The cost of electricity is at least four times the price of gas. Homes with electric heating – even those with heat pumps – would still be paying more than the same house with a gas boiler. It just doesn’t make financial sense.
There are still articles with titles like “Americas Light bulb revolution” in 2019! What chance do we have of bringing in a fundamental change to the way we think about heating, one which impacts every facet of the built environment when America have only just caught onto LED!
Is the technology available?
After a trip to the Homes & Renovation Show in Excel last November, I met Ross from NIBE. Never heard of them? They are a small Swedish heating pump manufacturer with a turnover of over 20 Billion SEK. It turns out Sweden have being doing it right for years and are on their 4/5th generation heat pump.
Exhaust Air Heat Pumps (EAHP) was a new technology to me. Heat pumps in general are just using refrigeration technology that exists in every single home, so it is a tried and tested formula which exists in a wide range of current appliances. The advantage of EAHP over Air source heat pumps, is that it combines mechanical ventilation and air source technology to provide low energy heating, hot water and ventilation from within the internal space, so no noisy external units. The simplicity of the EAHP and the removal of flues provide flexibility when designing them for smaller self-contained apartments. The EAHP units are 300% more efficient with no drop in performance over its expected 20 year lifespan (assuming it is maintained and serviced).
Who’s going to pay for this, developer or buyer?
On the face of it the cost of installing all these new systems in each apartment in place of a single combi-boiler and radiators looks huge. However, it’s important to consider the entire development. Woolbro Homes already provide underfloor heating in our apartments, there would be no gas connections or headaches associated with metering or routing pipe work, no gas companies to deal with, no flues, no boilers, not to mention the SAP benefits and reduction in carbon footprint.
Yes the units cost a little more, and there is the additional cost of providing ducting. However, do the benefits of cheaper clean energy, providing uniformed heating, clean fresh air with no pollutants and no stale air, no moisture or mould build up, all with a 20 year serviced life, not present a potential uplift in the end value? Does the simplification of design and removal of an additional utility from the developments not balance the costs?

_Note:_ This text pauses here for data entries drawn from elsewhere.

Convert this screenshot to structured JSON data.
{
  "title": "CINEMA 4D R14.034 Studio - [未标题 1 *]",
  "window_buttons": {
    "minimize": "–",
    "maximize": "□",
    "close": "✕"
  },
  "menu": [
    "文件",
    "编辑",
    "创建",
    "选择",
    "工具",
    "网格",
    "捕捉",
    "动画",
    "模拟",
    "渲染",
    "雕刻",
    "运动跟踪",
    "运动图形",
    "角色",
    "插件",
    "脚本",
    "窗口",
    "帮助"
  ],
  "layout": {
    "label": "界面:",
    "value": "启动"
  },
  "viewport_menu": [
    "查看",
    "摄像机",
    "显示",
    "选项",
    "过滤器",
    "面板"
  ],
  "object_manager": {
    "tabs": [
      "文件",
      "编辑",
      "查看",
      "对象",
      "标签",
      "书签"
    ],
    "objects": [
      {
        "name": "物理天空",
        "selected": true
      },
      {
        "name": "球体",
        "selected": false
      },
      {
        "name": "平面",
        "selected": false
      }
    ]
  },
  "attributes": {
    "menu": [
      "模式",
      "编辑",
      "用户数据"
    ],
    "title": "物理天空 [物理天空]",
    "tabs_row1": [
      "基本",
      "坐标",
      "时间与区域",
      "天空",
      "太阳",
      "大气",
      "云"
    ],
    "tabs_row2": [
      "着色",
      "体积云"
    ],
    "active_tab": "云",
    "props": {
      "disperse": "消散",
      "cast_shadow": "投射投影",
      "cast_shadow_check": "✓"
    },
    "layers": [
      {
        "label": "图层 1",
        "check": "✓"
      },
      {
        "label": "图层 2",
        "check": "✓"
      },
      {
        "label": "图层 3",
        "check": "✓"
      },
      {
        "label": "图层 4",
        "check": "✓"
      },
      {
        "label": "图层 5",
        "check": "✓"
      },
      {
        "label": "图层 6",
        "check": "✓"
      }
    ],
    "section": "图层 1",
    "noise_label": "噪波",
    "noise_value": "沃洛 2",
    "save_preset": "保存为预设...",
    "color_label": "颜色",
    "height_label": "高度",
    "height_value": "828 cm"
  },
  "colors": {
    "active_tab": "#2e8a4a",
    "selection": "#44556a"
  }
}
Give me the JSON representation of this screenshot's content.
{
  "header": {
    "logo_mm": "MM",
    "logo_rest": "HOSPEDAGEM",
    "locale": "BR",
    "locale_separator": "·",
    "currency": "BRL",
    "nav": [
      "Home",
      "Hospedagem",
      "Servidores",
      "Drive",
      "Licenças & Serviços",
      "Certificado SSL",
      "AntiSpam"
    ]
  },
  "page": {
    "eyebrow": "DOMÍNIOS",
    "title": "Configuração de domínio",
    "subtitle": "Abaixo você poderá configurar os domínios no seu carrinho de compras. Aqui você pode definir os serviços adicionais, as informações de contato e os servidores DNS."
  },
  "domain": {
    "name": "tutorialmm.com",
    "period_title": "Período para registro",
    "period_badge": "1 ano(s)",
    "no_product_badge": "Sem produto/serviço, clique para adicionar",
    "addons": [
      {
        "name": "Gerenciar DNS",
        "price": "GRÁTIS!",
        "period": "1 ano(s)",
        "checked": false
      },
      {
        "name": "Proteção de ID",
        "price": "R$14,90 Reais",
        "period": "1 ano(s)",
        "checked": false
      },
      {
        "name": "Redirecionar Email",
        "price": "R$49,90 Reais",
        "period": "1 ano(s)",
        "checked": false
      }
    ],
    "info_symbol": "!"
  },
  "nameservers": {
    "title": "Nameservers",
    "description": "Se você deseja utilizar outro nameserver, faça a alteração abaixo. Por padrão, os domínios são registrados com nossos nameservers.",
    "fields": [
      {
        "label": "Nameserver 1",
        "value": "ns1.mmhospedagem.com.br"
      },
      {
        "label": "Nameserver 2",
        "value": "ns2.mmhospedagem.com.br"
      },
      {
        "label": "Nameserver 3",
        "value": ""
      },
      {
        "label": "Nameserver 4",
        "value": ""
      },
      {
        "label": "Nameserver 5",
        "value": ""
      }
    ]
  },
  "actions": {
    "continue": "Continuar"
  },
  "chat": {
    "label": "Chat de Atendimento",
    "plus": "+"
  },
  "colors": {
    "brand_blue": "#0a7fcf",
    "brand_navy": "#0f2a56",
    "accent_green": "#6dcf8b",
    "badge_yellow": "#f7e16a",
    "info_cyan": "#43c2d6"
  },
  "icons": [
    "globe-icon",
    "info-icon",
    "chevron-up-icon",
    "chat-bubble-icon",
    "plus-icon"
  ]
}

What’s the point?
Is going gas free easy? Maybe. Will it cost the developer some money? Possibly. Will I get my return in the sales? Hopefully. Should we go gas free by 2025? No… we should do it now!